** Exercise details **
Your output should be each line from the material below that has the word "time".

** Records for the exercise **
_ _ _ _ _ _ _

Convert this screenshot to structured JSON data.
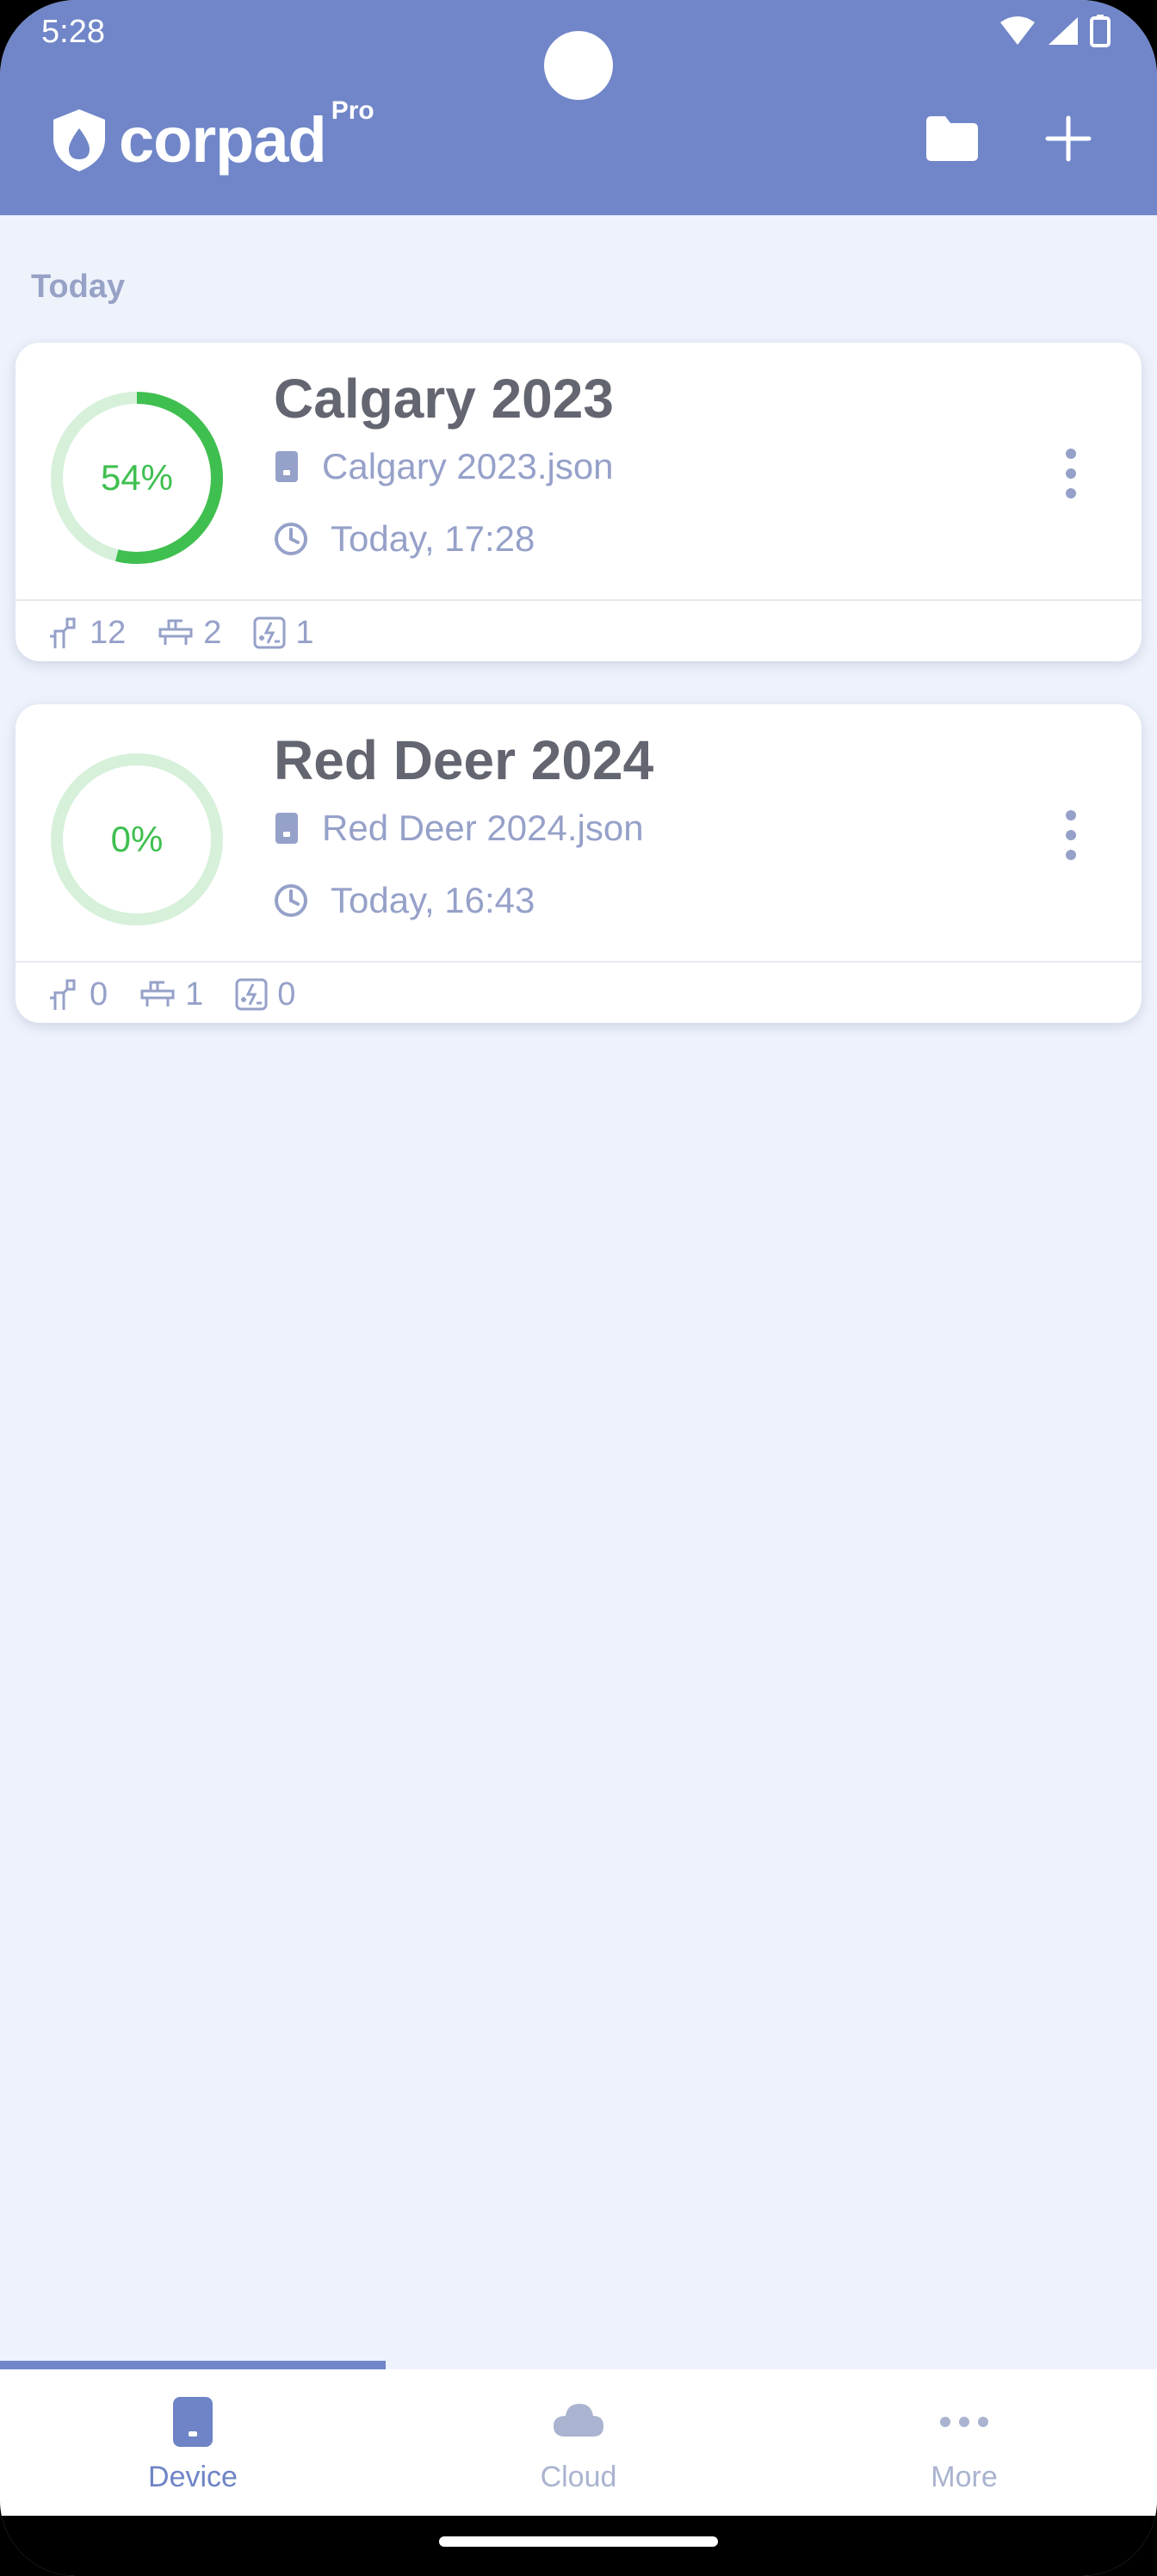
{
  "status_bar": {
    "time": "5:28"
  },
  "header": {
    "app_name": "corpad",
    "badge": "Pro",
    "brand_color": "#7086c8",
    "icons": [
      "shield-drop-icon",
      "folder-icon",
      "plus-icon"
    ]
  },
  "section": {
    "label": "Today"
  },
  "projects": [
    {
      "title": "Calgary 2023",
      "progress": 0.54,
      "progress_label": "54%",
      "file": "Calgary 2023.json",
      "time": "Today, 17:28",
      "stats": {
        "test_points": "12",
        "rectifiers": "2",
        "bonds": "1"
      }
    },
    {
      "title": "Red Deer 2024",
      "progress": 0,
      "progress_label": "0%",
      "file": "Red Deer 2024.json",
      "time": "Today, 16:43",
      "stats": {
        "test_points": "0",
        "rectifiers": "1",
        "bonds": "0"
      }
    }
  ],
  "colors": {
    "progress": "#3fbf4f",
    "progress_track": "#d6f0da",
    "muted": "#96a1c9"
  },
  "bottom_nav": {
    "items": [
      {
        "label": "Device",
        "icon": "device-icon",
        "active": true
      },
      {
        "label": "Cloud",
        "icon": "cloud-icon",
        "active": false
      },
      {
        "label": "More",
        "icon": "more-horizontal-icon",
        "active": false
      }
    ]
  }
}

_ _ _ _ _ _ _

** Written answer **
    "time": "5:28"
      "time": "Today, 17:28",
      "time": "Today, 16:43",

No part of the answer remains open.